This week’s issue of Current± Price Watch – powered by Enact – looks at the significant drop in imbalance prices due to cheap renewable energy, the substantial support for solar, nuclear and offshore wind shown by G7 ministers and proof of the benefits of consumer energy flexibility.
Day Ahead: G7 Ministers show substantial support for renewables
Day ahead prices fluctuated throughout last week experiencing a low of £27.2/MWh on Tuesday 11 April and a high of £30/MWh towards the end of the week on Saturday 16 April.
Last week, the G7 Ministers’ meeting on Climate Energy and Environment took place in Sapporo, Japan, and saw the UK, US, Canada, Japan and France collectively work towards stopping the construction of new unabated coal plants, in what the UK Government has called a “G7 first.”
All nations have also pledged to accelerate the rollout of renewables including increasing offshore wind capacity by 150GW and solar photovoltaic capacity to 1TW by 2030.
Additionally, the five nations pledged to leverage “respective resources and capabilities of each country’s civil nuclear power sectors to undermine Russia’s grip on supply chains.”
Electric vehicles (EVs) also received considerable backing from the nations as they pledged to reach 50% electric car and van sales by 2050.
“We must stop being reliant on expensive and imported fossil fuels and focus on smarter energy solutions. The UK is already a world-leader when it comes to renewables, a fact recognised by the investors I have met in the Republic of Korea and Japan this week,” said energy security secretary Grant Shapps.
“In flying the flag for UK PLC, I want to be crystal clear that the expertise we have from having the four biggest wind farms off our shores is available to support countries looking to invest in their supplies – something that will benefit them, create green jobs and opportunities at home and boost energy security around the world.”
Intraday: DFS results show the power of consumer flexibility
Intraday prices experiences a sharp incline in average prices between 10 April (£15.57/MWh) and 12 April (£107.8/MWh) before stabilising for the remainder of the week.
Since the final Demand Flexibility Service (DFS) event on 23 March energy providers have released results on how much energy their customers were able to shift during peak times over winter.
Similar benefits were reported by British Gas which revealed that customers saved a total of 127MWh of energy during the its ‘PeakSave’ trail.
Consumers also benefitted form this schemes through financial invectives to take part in the schemes. For example, Octopus Energy said that a total of £5.3 million was paid to its customers for taking part in the sessions.

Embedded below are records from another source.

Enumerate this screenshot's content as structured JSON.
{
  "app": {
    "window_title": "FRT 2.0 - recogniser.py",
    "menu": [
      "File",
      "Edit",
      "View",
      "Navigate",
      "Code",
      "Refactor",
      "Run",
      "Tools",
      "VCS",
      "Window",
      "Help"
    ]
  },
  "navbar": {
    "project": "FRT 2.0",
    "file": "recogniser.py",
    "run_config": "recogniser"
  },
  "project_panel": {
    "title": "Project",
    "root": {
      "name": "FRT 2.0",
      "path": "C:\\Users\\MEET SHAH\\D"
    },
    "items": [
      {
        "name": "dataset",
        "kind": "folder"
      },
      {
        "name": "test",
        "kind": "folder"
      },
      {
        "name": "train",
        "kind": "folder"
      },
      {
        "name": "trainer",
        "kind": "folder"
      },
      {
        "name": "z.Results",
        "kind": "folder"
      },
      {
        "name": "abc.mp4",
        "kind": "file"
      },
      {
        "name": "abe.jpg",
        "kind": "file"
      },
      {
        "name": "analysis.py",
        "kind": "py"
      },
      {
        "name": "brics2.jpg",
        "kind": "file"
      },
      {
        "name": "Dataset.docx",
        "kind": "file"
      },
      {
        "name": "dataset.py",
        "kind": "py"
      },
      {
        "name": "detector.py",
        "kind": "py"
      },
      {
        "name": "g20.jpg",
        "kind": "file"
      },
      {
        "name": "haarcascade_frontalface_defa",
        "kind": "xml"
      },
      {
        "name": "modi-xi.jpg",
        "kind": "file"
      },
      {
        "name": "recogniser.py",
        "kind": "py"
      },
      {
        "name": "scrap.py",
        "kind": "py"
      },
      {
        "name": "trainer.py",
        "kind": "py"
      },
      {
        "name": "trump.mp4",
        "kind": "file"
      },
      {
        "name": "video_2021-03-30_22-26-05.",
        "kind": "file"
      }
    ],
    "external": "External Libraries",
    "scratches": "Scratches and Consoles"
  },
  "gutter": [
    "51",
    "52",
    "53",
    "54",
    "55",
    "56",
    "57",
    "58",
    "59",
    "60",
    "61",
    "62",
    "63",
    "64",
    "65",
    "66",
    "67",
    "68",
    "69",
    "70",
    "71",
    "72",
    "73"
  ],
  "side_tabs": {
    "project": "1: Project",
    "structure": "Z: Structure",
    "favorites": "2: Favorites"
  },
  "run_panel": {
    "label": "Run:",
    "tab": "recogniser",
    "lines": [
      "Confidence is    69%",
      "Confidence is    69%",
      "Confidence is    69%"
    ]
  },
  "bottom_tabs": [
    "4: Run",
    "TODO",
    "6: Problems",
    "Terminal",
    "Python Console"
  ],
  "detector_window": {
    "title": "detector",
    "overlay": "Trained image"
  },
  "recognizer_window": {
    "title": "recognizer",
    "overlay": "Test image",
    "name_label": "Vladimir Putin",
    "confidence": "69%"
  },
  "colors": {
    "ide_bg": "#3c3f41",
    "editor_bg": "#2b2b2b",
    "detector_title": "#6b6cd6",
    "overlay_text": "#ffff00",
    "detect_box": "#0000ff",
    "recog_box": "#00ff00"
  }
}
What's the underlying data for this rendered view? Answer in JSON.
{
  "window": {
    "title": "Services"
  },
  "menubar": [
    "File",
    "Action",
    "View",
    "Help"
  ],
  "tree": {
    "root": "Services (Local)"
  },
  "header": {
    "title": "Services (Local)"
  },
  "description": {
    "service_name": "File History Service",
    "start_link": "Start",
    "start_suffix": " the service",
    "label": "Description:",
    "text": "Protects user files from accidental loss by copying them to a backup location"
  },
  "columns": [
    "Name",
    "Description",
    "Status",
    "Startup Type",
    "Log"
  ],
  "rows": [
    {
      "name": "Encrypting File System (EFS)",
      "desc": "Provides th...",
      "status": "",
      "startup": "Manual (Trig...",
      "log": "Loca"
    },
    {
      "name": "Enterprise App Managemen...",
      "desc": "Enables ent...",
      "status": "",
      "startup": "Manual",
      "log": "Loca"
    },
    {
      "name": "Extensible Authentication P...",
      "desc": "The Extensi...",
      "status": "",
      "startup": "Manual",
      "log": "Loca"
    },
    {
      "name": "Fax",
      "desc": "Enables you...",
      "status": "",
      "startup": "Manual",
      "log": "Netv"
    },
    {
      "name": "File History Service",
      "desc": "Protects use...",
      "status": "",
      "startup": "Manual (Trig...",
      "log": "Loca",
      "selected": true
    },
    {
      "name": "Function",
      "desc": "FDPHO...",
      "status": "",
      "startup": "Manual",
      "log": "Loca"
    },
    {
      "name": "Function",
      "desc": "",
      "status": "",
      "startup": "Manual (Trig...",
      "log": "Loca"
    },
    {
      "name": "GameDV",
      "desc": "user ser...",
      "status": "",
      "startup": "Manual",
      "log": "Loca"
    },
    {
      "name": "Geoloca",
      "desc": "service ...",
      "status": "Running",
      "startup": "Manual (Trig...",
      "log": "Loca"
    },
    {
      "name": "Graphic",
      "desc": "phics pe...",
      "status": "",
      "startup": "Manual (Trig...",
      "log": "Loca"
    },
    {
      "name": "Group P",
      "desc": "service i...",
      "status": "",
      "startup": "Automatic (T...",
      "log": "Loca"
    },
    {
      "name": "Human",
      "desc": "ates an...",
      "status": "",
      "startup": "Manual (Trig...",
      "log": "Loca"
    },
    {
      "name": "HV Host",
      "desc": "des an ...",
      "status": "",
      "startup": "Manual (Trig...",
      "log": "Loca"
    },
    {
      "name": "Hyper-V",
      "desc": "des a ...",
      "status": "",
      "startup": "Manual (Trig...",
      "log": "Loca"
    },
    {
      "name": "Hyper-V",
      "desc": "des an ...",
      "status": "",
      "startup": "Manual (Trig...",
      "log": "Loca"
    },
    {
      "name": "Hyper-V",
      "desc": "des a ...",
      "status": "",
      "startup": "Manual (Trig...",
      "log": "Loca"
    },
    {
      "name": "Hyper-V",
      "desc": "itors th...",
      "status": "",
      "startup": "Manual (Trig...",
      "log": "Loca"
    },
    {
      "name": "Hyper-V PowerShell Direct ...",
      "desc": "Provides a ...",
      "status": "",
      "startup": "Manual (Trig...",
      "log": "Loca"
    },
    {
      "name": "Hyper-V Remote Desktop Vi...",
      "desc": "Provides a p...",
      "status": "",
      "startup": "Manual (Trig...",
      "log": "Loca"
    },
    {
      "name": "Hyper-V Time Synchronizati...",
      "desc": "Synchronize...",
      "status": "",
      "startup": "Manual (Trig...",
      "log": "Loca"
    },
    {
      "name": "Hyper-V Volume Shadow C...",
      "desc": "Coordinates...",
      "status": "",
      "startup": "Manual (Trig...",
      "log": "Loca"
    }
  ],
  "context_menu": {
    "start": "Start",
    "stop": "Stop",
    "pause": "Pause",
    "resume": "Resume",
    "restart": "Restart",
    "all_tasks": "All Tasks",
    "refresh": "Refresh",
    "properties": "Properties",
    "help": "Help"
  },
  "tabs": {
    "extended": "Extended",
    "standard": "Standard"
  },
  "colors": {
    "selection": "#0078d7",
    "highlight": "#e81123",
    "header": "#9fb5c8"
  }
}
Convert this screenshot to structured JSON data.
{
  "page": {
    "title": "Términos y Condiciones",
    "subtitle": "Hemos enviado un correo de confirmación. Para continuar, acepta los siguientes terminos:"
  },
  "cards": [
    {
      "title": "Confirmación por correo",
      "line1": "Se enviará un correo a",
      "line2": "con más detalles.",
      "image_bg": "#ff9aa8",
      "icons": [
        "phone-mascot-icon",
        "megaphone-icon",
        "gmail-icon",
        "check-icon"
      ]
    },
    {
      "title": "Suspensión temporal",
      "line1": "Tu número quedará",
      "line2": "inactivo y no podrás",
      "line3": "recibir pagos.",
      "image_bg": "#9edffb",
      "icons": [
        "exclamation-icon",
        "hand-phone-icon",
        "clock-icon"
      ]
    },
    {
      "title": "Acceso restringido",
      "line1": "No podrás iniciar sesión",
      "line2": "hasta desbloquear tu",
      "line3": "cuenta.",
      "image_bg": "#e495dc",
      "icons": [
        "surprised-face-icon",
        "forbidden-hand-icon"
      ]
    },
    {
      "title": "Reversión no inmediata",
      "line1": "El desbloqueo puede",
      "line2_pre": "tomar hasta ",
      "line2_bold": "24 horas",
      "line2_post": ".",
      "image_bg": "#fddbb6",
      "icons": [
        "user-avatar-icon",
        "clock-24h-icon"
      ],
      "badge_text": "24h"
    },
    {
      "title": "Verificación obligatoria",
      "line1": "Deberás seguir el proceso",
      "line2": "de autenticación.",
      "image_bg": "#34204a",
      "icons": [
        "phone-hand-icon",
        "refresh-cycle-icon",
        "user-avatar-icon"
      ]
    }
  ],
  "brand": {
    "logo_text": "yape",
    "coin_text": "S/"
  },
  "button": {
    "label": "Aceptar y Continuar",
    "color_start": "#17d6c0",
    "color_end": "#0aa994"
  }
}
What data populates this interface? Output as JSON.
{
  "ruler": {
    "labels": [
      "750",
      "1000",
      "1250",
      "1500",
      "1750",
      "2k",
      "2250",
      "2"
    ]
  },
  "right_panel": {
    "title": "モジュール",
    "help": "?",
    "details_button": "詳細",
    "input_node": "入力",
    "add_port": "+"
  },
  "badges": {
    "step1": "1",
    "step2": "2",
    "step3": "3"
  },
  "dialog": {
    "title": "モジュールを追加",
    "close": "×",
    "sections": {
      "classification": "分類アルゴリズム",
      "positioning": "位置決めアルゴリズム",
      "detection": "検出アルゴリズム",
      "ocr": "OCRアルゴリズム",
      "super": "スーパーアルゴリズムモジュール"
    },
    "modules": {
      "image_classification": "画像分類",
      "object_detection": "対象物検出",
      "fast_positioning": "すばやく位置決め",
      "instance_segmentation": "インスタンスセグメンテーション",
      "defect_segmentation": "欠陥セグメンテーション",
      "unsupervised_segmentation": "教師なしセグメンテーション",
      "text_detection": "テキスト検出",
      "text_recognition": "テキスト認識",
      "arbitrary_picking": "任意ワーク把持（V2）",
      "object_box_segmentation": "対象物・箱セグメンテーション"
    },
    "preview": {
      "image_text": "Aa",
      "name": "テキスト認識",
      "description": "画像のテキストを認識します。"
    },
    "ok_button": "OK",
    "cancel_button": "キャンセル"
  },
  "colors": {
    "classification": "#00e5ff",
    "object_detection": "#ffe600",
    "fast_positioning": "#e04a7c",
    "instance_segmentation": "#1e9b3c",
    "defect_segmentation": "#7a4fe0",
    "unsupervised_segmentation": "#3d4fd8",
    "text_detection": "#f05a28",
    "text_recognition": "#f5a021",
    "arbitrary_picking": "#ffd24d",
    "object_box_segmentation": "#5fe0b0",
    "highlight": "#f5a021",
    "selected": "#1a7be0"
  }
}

Following the success of their separate flexibility trials, the energy companies praised consumer involvement in providing flexibility to the grid.
“Flexibility must form part of the UK’s energy security plan, shielding us from the damaging effects of continued dependence on fossil fuels,” said Mat Moakes, chief commercial officer of OVO Energy.
“This trial has rewarded customers for using energy at greener times and decongesting the grid as a result. We have a responsibility as industry and government to support households with energy efficiency measures, now and in the future.”
Catherine O’Kelly, managing director of British Gas Energy at British Gas added: “The electricity grid is facing increased pressure and smart technology has a key role to play in managing peak demand.
“Over 200,000 customers signed up to the PeakSave trial, providing us with invaluable insights on how we can manage consumption to support a greener grid, while also helping our customers to make significant savings.”
Imbalance: Wind cuts down imbalance prices
Imbalance prices experienced a significant drop to £-128.11/MWh on 10 April before rising to £-28.67/MWh minimum on 11 April and stabilising for the rest of the week.
The significant drop in imbalance price (compared to a £0/MWh minimum on 9 April) was caused by wind being used to balance the network on 10 April.
Typically the cost of energy actions taken to balance the network are connected to gas power stations however, on the 10 April wind was specially used to balance the network, which meant that the cheaper generation cost resulted in a much lower imbalance price.
Wind and solar generation on 10 April also saw a record low carbon intensity at 33g/kW.
Wind continues to bolster the UK energy system, last week, energy think-tank Ember’s Global Electricity Review 2023 showed that the UK recorded a 23% increase in wind capacity last year.
This success is set to continue into 2023 as National Grid ESO confirmed that wind was the second largest energy generator of UK energy in March 2023 at 29%, following gas at 33.7%.
Overall renewables generated almost half of UK electricity last month (47%) showing positive milestones towards a cheaper and greener UK energy system.